Bukowskis presents Helene Schjerfbeck at Important Spring Sale
Helene Schjerfbeck Girl with Blue Ribbon
In 1902 Helene Schjerfbeck moved to the small village of Hyvinge, 50 kilometres north of Helsinki. For the next fifteen years, Schjerfbeck completely avoided Helsinki. She did, however, continue to paint and would regularly send pieces for exhibitions and prize draws in both Helsinki and Turku. She also retained some contact with the outside world through her correspondence with friends and by subscribing to international art magazines. Her interest in the Old Masters, particularly Renaissance artists such as Cimabue and Fra Angelico, as well as the somewhat later El Greco, would come to play an increasingly significant role in her practice during this period of her artistic life.
Her models were found in her immediate environment and the isolation allowed Schjerfbeck to find her own trajectory. During the years in Hyvinge Schjerfbeck’s unique, simplified and highly focused imagery was developed in an explicitly modernist style. Flicka med blått band is a brilliant example of Schjerfbeck’s artistic strength during this very important transitional period.
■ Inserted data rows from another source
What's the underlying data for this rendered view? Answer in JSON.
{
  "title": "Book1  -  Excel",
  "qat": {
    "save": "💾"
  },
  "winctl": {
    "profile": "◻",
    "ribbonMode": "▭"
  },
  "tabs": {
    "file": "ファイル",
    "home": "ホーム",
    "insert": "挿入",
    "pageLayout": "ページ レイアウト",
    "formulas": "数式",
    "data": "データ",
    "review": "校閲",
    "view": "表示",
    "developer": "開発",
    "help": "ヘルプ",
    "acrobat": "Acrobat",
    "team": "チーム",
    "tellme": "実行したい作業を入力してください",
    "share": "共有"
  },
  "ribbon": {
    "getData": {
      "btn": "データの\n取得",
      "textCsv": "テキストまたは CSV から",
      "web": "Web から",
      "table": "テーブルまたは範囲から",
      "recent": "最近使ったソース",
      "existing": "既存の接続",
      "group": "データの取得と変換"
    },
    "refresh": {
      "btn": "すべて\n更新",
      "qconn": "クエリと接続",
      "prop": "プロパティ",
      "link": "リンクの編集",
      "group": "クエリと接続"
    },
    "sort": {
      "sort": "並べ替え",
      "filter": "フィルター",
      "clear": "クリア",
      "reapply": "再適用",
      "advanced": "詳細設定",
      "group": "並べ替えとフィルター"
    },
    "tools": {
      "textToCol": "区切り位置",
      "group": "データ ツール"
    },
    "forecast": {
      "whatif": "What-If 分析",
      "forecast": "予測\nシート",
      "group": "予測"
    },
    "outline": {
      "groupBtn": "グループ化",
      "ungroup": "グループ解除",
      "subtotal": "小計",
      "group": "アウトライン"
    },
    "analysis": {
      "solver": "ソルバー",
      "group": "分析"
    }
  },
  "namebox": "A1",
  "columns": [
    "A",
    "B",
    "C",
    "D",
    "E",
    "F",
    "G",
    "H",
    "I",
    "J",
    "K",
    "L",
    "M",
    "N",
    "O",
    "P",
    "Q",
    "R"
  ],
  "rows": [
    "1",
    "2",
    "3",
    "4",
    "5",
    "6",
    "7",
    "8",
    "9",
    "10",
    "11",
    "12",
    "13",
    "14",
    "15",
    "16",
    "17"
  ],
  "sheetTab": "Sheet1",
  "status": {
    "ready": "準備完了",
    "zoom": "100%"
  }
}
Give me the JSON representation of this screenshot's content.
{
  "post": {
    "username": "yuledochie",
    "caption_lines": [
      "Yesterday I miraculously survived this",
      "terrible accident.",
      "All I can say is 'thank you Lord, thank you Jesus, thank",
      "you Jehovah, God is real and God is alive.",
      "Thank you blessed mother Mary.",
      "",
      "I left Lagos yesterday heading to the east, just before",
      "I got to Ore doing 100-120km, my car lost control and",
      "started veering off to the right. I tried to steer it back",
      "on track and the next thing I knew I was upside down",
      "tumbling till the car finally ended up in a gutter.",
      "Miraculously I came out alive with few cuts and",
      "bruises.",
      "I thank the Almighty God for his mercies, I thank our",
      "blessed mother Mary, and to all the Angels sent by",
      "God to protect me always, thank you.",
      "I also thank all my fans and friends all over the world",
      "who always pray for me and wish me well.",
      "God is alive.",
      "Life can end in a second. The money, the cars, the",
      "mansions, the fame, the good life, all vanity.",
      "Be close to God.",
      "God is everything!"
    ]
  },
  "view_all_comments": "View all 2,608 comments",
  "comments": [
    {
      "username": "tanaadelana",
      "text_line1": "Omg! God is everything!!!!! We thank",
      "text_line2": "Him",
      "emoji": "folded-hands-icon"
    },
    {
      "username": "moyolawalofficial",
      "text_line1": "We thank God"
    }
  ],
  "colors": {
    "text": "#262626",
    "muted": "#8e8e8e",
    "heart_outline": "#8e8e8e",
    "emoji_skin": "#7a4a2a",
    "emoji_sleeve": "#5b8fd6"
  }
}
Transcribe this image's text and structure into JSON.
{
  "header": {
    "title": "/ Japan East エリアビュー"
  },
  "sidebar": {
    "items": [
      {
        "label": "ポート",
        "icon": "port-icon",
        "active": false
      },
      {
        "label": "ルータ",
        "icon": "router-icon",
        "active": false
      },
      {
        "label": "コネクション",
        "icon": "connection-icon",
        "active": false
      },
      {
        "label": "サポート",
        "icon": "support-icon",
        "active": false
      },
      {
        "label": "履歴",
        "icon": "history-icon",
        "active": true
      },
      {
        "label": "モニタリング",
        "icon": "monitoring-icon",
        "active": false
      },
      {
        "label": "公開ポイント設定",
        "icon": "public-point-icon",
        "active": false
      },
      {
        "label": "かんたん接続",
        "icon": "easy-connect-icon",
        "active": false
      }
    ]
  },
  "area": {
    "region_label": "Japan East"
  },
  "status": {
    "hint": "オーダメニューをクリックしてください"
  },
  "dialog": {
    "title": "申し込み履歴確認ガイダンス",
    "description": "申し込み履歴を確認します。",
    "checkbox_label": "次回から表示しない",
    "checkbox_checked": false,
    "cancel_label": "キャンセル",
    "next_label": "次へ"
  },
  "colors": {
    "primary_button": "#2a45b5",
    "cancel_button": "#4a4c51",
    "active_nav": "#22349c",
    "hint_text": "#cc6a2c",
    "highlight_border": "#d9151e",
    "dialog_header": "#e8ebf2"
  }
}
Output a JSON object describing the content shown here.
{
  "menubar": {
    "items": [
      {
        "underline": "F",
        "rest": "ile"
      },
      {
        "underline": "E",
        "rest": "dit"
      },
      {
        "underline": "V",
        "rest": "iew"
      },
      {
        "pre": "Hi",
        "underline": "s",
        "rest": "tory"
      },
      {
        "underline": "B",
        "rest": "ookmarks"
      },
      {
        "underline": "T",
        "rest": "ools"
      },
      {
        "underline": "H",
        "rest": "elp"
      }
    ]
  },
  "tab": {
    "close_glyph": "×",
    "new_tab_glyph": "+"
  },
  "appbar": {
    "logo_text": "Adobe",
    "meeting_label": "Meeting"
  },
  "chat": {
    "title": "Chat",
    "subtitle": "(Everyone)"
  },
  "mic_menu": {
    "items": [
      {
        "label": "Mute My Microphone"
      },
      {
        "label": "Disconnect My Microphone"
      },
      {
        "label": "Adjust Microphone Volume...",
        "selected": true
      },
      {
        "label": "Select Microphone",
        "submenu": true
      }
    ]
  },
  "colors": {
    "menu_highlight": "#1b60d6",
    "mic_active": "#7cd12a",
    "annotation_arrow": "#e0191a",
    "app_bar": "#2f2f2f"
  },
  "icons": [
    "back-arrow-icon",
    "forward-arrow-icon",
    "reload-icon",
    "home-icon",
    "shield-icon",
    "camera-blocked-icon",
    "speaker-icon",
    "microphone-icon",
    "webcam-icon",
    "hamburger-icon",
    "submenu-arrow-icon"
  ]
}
Einar Reuter writes the following words in his biography Helena Schjerfbeck, published in Swedish in 1953, about the present lot:
“She had been thinking of using the little girl, Fanny, as a model a few years ago, and now she decides to paint the girl. In the 80s the girl would have been an excellent model with her slightly violet-looking pallor and her mealy complexion. Now Helena would have preferred her model a little differently, but when Fanny finally arrives, she feels her heart warm to her. This is just the little creature that she would like to paint, to get close to for a few fleeting moments. She thinks that it is only in watercolour that she can capture the fragility of her being. She again paints in grey and brown, allows the paper to become the colour of her skin, only adding a thin, bluish-grey shade and a little white on the nose and the upper lip, ochre in the flowing wisps of hair. Yet the painting still does not seem colourful enough so Helena takes a deep green pastel colour that she rubs into the background. This makes the painting more saturated, gives it more depth. She takes gouache and in one go paints the wide-brimmed hat in black. She adds a little blue to the dress, but it does not seem to work, and she has to ‘wash’ it away. Instead, she draws a shimmering blue band from the shoulder down to the chest – something in this model requires this blue. The work takes months. She turns the canvas against the wall when she’s not working on it, turning it, again and again, to look at it with rested eyes, to see what the image still needs, adding something new, changing a detail, rubbing it somewhere, softly and carefully. But what impact such a minute retouching can have on the whole! All her work serves only this one goal: to reproduce a glimpse of what she has seen in this child’s soul. The inner life, vibrating beneath the surface.”
According to Reuter she held on to the work for some time before finally deciding to sell it: “She kept the painting for a long while, then she sells it to Kahlroth. It hangs at his place for years before anyone notices it”. Whether Schjerfbeck felt a sense of absence or loss when the watercolour had left her is hard to say. What is well known, however, is the fact that she often returned, sometimes much later on, to her most successful compositions. In 1943 Schjerfbeck executed two responses to this motif: Flicka med blått band (oil on canvas, 47 x 34 cm, Ahtela 939, full-page colour illustration, p. 334 in [ed] Leena Ahtola-Moorhouse, Helene Schjerfbeck 150 år, exhibition catalogue, Statens konstmuseum Ateneum, Helsinki, 2012, French private collection) and Flicka med blått band (charcoal, watercolour and gouache on paper, 47 x 34 cm, Ahtela 940, Collection Gösta & Bertha Stenman; thereafter in Collection Lars Schmidt & Ingrid Bergman; Christie’s, London, Nordic Art 15th May 2008; private collection).